- Exercise instructions: Return only those lines of the listing that hold the word "icon".

- Materials provided:
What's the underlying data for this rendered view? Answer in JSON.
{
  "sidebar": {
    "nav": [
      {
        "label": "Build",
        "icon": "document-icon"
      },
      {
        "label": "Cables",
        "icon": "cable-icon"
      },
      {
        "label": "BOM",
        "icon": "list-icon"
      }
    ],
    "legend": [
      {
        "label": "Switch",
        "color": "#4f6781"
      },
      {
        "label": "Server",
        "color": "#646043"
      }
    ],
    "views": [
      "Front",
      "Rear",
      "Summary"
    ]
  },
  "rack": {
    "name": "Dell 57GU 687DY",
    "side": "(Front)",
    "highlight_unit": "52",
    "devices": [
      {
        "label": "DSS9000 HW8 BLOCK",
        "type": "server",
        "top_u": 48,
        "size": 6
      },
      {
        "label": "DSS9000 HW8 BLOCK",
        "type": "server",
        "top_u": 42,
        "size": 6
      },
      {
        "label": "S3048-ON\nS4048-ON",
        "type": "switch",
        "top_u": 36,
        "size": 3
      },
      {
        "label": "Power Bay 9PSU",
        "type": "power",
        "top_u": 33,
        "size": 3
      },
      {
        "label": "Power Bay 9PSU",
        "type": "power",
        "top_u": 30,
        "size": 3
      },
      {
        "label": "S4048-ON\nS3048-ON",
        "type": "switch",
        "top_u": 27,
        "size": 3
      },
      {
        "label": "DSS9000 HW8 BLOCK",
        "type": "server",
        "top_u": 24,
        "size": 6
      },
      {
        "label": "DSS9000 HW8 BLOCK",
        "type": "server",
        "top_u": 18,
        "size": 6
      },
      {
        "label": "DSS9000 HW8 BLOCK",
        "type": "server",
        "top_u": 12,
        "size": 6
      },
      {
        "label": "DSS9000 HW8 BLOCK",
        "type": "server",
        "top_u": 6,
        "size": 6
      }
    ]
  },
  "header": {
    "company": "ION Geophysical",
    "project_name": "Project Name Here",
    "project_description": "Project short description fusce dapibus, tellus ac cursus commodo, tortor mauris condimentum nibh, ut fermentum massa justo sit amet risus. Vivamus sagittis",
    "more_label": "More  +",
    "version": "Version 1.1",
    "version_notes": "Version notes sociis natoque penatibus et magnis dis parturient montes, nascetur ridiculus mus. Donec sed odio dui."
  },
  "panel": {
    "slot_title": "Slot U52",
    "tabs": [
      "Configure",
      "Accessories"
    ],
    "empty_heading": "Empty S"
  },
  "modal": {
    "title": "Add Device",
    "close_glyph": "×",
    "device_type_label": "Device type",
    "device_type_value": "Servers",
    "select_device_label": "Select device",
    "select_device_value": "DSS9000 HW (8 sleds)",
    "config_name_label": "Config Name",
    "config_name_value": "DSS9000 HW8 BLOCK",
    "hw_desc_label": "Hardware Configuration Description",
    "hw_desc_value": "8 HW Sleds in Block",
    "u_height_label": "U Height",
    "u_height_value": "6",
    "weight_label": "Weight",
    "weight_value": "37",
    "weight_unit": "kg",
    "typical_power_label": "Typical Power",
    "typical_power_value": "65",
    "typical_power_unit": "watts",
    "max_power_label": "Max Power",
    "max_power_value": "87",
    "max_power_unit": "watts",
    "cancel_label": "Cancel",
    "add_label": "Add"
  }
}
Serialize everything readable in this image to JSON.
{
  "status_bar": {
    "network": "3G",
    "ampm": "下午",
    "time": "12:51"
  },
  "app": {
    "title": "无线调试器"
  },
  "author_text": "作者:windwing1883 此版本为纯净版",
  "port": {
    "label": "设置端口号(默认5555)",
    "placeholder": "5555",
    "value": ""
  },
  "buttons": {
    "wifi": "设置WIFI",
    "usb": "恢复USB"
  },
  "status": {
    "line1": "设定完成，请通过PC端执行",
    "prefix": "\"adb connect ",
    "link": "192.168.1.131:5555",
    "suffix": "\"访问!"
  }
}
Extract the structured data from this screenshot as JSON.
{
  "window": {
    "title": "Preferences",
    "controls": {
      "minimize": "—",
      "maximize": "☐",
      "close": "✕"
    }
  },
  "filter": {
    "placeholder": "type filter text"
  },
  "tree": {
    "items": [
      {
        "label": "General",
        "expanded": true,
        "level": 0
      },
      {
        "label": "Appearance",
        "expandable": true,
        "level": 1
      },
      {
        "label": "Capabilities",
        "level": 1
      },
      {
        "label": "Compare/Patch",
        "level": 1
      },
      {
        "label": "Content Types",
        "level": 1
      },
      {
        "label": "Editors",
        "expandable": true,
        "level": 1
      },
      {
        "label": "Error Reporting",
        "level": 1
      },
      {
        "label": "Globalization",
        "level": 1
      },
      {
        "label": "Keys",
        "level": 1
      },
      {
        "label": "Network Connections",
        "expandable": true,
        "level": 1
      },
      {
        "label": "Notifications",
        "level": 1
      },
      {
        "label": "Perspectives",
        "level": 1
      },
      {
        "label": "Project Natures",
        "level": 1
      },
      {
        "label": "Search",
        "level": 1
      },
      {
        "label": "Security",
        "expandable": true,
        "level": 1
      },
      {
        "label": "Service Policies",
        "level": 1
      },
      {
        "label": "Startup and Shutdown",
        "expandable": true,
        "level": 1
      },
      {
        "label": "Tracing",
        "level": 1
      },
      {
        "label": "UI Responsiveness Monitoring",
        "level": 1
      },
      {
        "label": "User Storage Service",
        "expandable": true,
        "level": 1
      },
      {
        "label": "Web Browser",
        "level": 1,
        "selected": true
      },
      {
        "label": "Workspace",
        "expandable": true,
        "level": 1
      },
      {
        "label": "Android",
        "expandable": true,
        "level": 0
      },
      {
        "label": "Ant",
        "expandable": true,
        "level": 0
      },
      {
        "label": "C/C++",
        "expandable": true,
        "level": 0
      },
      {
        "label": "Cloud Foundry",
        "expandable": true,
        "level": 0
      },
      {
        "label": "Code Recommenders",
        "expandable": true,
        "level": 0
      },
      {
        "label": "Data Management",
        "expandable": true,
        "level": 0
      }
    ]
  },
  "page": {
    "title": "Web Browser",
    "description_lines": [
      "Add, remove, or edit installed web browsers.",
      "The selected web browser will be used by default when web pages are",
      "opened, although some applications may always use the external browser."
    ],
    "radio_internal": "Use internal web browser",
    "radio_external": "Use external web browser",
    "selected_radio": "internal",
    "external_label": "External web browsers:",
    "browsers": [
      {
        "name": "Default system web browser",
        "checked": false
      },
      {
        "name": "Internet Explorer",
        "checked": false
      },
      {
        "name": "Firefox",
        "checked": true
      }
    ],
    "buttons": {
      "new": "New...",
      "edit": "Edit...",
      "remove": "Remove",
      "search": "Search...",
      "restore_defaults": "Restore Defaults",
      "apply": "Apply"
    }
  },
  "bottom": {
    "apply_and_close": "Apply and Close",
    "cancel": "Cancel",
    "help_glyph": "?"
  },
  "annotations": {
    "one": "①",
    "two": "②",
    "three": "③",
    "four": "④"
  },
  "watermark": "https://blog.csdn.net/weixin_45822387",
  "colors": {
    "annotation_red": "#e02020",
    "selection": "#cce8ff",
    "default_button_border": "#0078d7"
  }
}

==

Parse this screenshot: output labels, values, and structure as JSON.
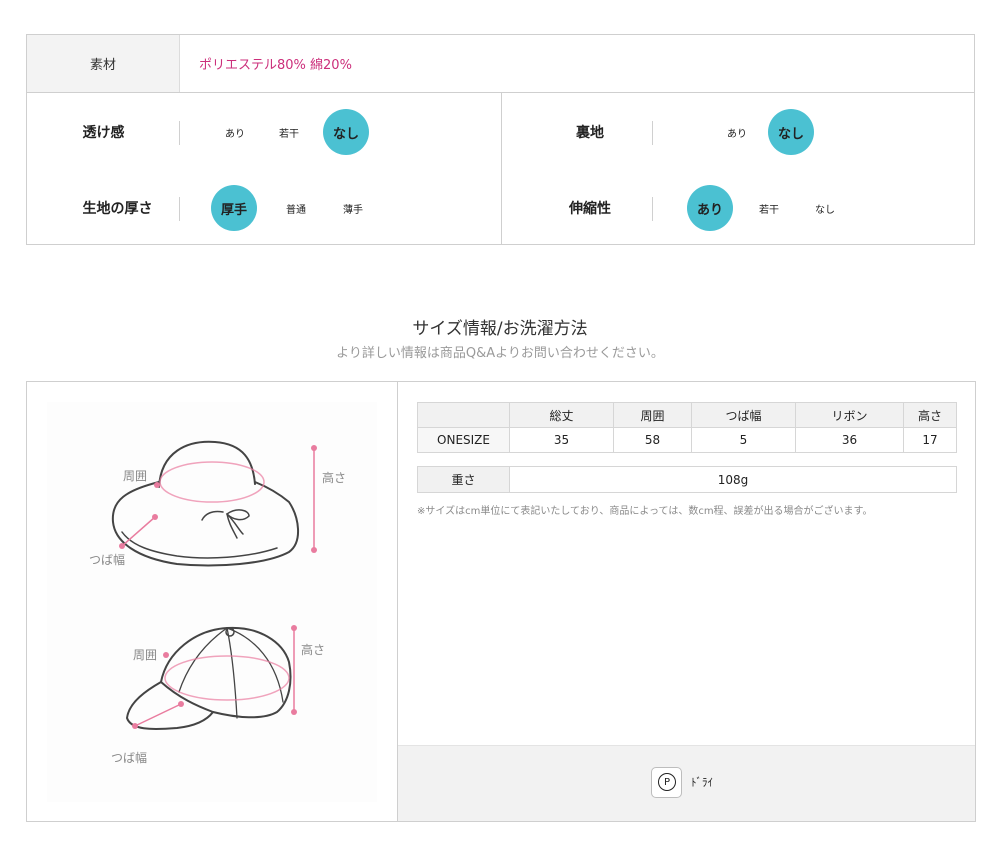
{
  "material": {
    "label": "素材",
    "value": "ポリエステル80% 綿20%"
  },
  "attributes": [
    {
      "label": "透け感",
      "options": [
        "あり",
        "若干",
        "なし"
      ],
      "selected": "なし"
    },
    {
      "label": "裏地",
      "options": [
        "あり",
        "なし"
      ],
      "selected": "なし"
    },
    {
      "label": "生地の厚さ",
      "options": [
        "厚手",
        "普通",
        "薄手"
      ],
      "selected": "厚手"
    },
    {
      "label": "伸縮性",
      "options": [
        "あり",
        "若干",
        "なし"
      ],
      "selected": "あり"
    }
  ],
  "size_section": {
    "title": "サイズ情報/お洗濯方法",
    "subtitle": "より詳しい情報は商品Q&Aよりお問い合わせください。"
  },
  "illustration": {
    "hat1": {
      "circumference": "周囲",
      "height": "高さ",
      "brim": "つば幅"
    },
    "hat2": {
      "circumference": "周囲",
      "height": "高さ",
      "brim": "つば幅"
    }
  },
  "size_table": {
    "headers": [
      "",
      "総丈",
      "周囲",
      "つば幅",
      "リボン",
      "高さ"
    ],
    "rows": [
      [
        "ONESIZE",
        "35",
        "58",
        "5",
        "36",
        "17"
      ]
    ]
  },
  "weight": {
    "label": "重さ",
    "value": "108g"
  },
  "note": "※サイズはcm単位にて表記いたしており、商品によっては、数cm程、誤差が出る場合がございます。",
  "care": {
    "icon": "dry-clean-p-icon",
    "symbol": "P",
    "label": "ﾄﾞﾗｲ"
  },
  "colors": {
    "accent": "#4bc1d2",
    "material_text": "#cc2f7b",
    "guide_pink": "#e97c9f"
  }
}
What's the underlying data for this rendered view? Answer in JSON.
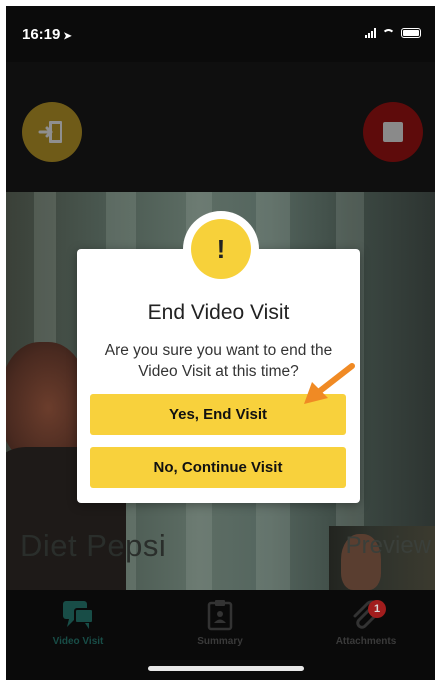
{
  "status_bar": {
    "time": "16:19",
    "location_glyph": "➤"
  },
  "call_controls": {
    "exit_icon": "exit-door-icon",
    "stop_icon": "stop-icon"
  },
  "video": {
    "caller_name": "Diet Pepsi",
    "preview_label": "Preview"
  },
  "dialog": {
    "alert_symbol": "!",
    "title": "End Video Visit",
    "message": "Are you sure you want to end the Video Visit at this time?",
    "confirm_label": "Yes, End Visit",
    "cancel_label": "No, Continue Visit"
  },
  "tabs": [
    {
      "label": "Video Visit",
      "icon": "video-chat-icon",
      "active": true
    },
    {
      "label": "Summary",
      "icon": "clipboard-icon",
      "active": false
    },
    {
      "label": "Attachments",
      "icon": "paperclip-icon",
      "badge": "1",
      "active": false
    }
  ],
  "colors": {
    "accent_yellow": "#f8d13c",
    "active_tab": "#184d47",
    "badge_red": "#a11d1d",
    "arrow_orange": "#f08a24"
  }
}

- Result of the task:
        "icon": "document-icon"
        "icon": "cable-icon"
        "icon": "list-icon"
    "icon": "dry-clean-p-icon",
    "exit_icon": "exit-door-icon",
    "stop_icon": "stop-icon"
      "icon": "video-chat-icon",
      "icon": "clipboard-icon",
      "icon": "paperclip-icon",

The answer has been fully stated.